Sheriff, Lawmakers To Tackle Mental Health Care In Jails
LOS ANGELES (CBSLA.com) — Los Angeles County Sheriff Lee Baca was set to take part in a hearing Friday to improve access to mental health care for parolees and other at-risk groups.
Baca was expected to provide testimony before a special Senate Select Committee on Mental Health tasked with reducing stubbornly high recidivism rates among the estimated 33,000 inmates statewide that suffer from mental illness.
Baca told KNX 1070 NEWSRADIO his department has already taken steps to improve health care in county jails.

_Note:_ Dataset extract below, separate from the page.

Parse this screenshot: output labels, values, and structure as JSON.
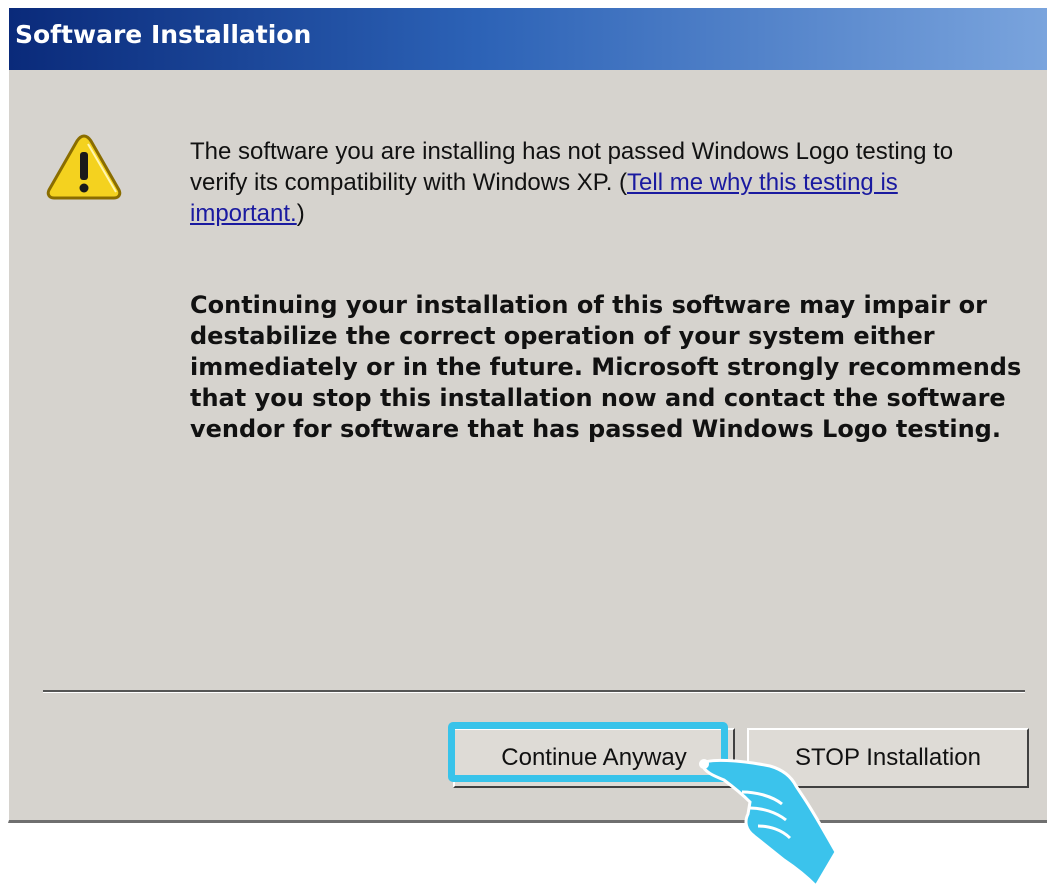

“They go in bad and they go in with problems, particularly mental health as well as decision-making problems,” Baca said, adding three charter schools have been established in county facilities to tackle illiteracy.
According to the non-partisan Legislative Analyst’s Office, the state spends an average of $52,000 annually to house a single inmate, while the average annual cost of housing a mentally ill inmate can run twice as high.
Baca will be joined at the hearing by State Assemblyman Kevin de León (D-Los Angeles) and actor Danny Trejo, who overcame addiction and a prison sentence to go on to a successful film career.
Experts were also expected to be on hand to to explain the benefits of treating parolees to improve lives and save millions of taxpayer dollars in prison costs.
Earlier this month, the Board of Supervisors voted unanimously to study a plan to replace at least one tower of the Men’s Central Jail in downtown L.A. with a mental health and substance abuse treatment center.
But for Baca, the growing issue of mental health demands that jails take on a whole new responsibility.
“Whether it’s depression, mental illness, illiteracy, decision-making deficiencies, the whole point of this is that the jails now have to become mental health care facilities,” he said.
The Senate Committee hearing gets underway at 11:30 a.m. at the White Memorial Medical Center in East L.A.